The Kansas House of Representatives has passed a bill to replace merit selection of judges on the Court of Appeals with appointment by the governor, subject to state Senate confirmation.
The current selection process, involving a judicial nominating commission that sends candidates to the governor, gives too much influence in the process to attorneys and disenfranchises other residents, contended the legislator carrying the bill, Republican Rep. Lance Kinzer.
He also said the proposed process would mirror federal judicial selection, according to a Topeka Capital-Journal article.
The bill passed over opposition expressed this week by Judge Richard D. Greene, chief judge of the appeals bench, who criticized the idea of replacing merit selection with a “purely political selection process.” Judge Greene added, as Gavel Grab mentioned:
“We don’t need politicians as judges.
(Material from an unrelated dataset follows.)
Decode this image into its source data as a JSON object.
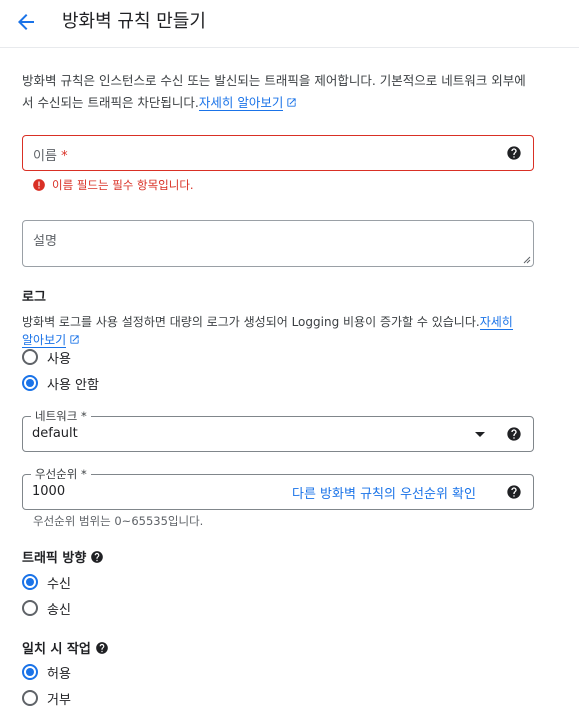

We need our best and brightest to be judges who will fairly and impartially interpret and apply Kansas law without regard to political ideology, political agenda, political party or political contributors.”
If the bill became law, Kansas voters still would be asked to vote on whether to retain a sitting appellate court judge.
Legislators defending the current merit selection plan for appeals court judges said the bill would thrust judges into the political arena. One of them, Republican Rep. Rob Brookens, said an overhaul of the selection process could be avoided by changing the number of attorneys on the nominating commission, if that issue was seen as critical.
The legislation would change the existing merit selection process for just the Court of Appeals, which is governed by state law. Selection of members of the Kansas Supreme Court is set by the state’s Constitution and would require more than a bill in the legislature to change it.
According to a Wichita Eagle article, one group that has made a priority of changing judicial selection of judges is Americans for Prosperity. A political group, it seeks reduced government involvement in business.